Many years later, educators now
have at their disposal the most
powerful tools for developing and
maintaining professional learning
networks in history. Yet many
educators—principals, teachers, and
superintendents—have yet to fully utilize these
In most schools, whenever the
laptop cart is wheeled into a
classroom, we say the kids are
doing a “technology project.” But
to say that is to miss the point. Just
because a student uses a laptop or
a tablet or some other piece of equipment that is
new-ish to do their work does not mean they are
doing a technology project.
Over the weekend, an interesting
article, titled “A warning to college
profs from a high school teacher,”
ran in The Washington Post’s Answer
Sheet Column.
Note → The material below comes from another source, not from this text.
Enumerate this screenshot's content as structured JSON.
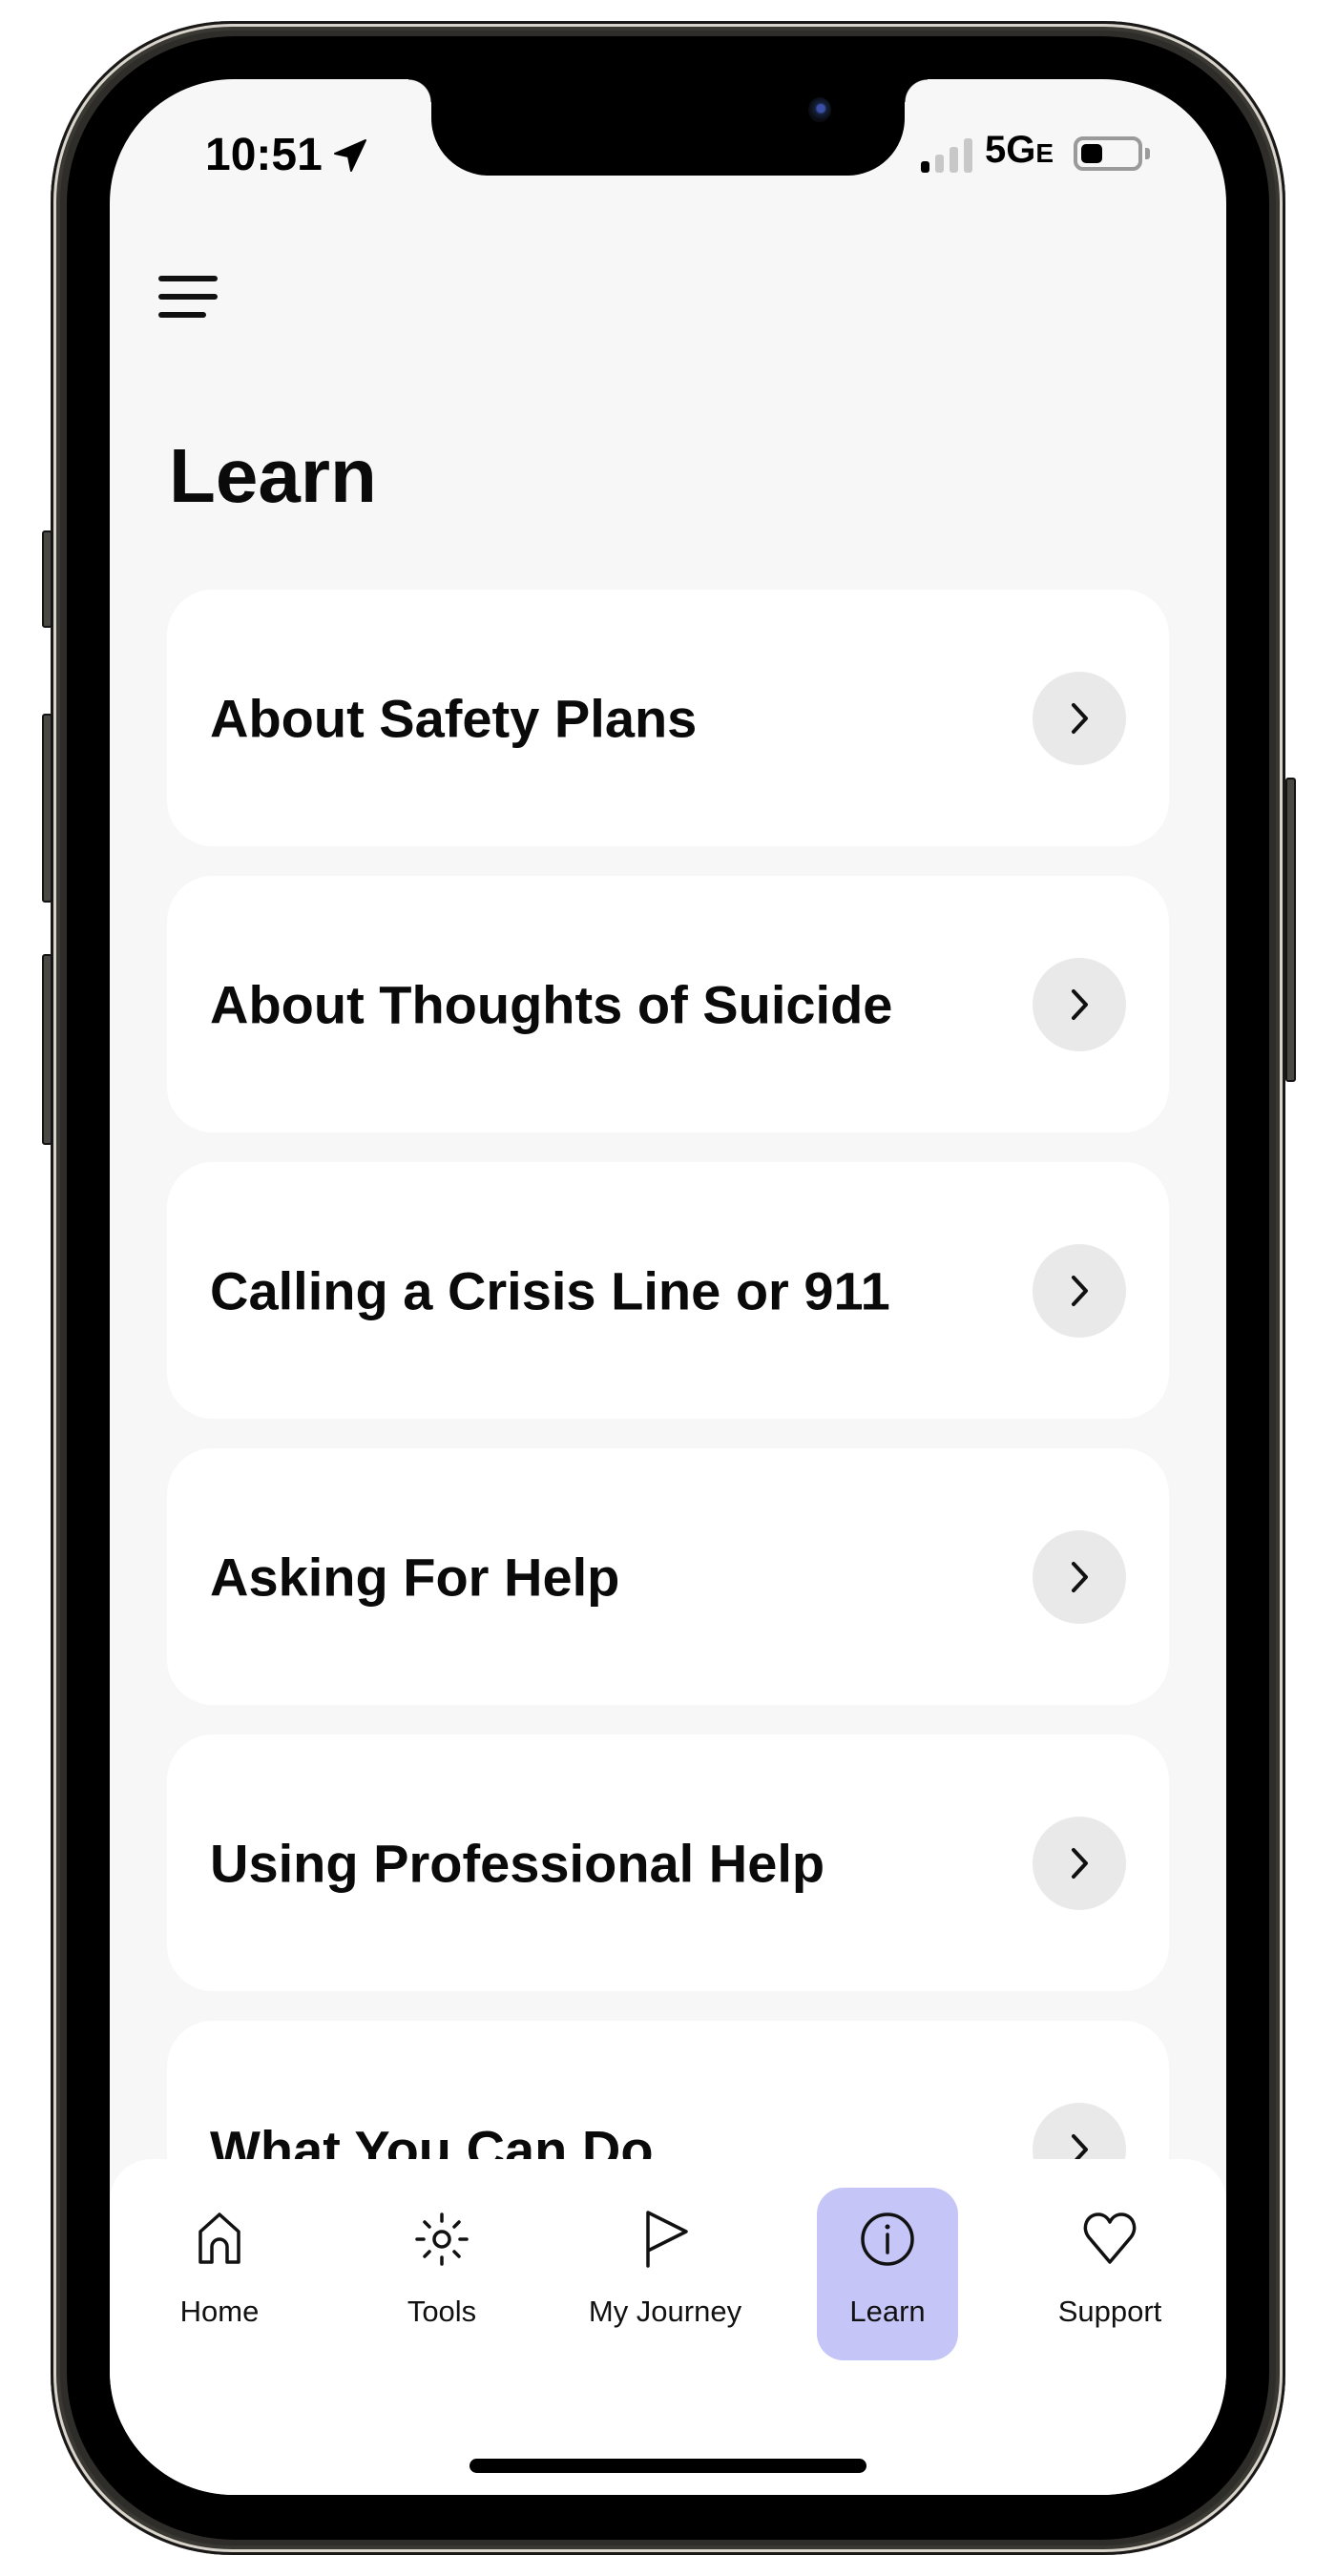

Despite the article’s title,
Bernstein is really sending a warning
to all of us about the current reality concerning our
students and the climate of testing that has overtaken
our educational system.
The biggest challenge is that the
majority of principals don’t have the
professional development needed
to prepare them to lead with tech.
There is no program that focuses on
the principalship—that building-level
perspective needed to give them the tools and strategies
to initiate sustainable change and transformation.